**Records for this exercise**
═══

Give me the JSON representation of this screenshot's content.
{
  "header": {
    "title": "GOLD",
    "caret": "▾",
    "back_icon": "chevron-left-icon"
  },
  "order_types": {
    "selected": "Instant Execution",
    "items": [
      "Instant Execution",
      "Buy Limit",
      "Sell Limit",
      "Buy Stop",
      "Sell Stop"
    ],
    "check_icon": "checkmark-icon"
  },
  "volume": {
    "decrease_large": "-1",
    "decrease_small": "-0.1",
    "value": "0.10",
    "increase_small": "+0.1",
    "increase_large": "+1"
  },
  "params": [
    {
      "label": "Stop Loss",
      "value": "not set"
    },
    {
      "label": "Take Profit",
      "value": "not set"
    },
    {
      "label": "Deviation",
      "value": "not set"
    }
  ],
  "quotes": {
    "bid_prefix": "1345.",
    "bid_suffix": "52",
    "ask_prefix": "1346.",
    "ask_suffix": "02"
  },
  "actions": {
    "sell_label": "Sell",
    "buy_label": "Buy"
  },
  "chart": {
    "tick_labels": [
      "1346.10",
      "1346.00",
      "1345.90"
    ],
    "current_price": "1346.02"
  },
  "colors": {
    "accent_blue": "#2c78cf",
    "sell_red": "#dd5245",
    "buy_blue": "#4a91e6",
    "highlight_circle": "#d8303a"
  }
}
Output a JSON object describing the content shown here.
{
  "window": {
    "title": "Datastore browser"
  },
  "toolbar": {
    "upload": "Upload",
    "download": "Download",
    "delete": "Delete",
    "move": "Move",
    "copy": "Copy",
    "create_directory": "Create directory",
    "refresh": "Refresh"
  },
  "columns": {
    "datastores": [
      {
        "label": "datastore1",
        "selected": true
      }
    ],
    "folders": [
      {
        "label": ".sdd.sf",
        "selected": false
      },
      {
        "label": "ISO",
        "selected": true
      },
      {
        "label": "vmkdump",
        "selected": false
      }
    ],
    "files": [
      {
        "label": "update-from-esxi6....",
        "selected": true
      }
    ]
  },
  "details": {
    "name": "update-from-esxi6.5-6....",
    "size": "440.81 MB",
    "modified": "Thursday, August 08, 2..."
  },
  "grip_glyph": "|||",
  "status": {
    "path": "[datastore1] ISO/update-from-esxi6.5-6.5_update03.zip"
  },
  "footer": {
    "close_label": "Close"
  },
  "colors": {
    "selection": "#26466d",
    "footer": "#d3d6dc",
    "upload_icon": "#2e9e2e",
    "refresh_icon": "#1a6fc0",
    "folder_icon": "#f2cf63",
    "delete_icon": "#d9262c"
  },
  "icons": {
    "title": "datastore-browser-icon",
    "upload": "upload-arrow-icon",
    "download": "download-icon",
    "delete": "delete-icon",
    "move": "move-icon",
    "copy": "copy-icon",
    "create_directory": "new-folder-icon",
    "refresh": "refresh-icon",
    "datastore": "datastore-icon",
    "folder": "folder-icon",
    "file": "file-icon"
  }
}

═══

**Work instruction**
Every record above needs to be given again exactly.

**Reply to the task**
Give me the JSON representation of this screenshot's content.
{
  "header": {
    "title": "GOLD",
    "caret": "▾",
    "back_icon": "chevron-left-icon"
  },
  "order_types": {
    "selected": "Instant Execution",
    "items": [
      "Instant Execution",
      "Buy Limit",
      "Sell Limit",
      "Buy Stop",
      "Sell Stop"
    ],
    "check_icon": "checkmark-icon"
  },
  "volume": {
    "decrease_large": "-1",
    "decrease_small": "-0.1",
    "value": "0.10",
    "increase_small": "+0.1",
    "increase_large": "+1"
  },
  "params": [
    {
      "label": "Stop Loss",
      "value": "not set"
    },
    {
      "label": "Take Profit",
      "value": "not set"
    },
    {
      "label": "Deviation",
      "value": "not set"
    }
  ],
  "quotes": {
    "bid_prefix": "1345.",
    "bid_suffix": "52",
    "ask_prefix": "1346.",
    "ask_suffix": "02"
  },
  "actions": {
    "sell_label": "Sell",
    "buy_label": "Buy"
  },
  "chart": {
    "tick_labels": [
      "1346.10",
      "1346.00",
      "1345.90"
    ],
    "current_price": "1346.02"
  },
  "colors": {
    "accent_blue": "#2c78cf",
    "sell_red": "#dd5245",
    "buy_blue": "#4a91e6",
    "highlight_circle": "#d8303a"
  }
}
Output a JSON object describing the content shown here.
{
  "window": {
    "title": "Datastore browser"
  },
  "toolbar": {
    "upload": "Upload",
    "download": "Download",
    "delete": "Delete",
    "move": "Move",
    "copy": "Copy",
    "create_directory": "Create directory",
    "refresh": "Refresh"
  },
  "columns": {
    "datastores": [
      {
        "label": "datastore1",
        "selected": true
      }
    ],
    "folders": [
      {
        "label": ".sdd.sf",
        "selected": false
      },
      {
        "label": "ISO",
        "selected": true
      },
      {
        "label": "vmkdump",
        "selected": false
      }
    ],
    "files": [
      {
        "label": "update-from-esxi6....",
        "selected": true
      }
    ]
  },
  "details": {
    "name": "update-from-esxi6.5-6....",
    "size": "440.81 MB",
    "modified": "Thursday, August 08, 2..."
  },
  "grip_glyph": "|||",
  "status": {
    "path": "[datastore1] ISO/update-from-esxi6.5-6.5_update03.zip"
  },
  "footer": {
    "close_label": "Close"
  },
  "colors": {
    "selection": "#26466d",
    "footer": "#d3d6dc",
    "upload_icon": "#2e9e2e",
    "refresh_icon": "#1a6fc0",
    "folder_icon": "#f2cf63",
    "delete_icon": "#d9262c"
  },
  "icons": {
    "title": "datastore-browser-icon",
    "upload": "upload-arrow-icon",
    "download": "download-icon",
    "delete": "delete-icon",
    "move": "move-icon",
    "copy": "copy-icon",
    "create_directory": "new-folder-icon",
    "refresh": "refresh-icon",
    "datastore": "datastore-icon",
    "folder": "folder-icon",
    "file": "file-icon"
  }
}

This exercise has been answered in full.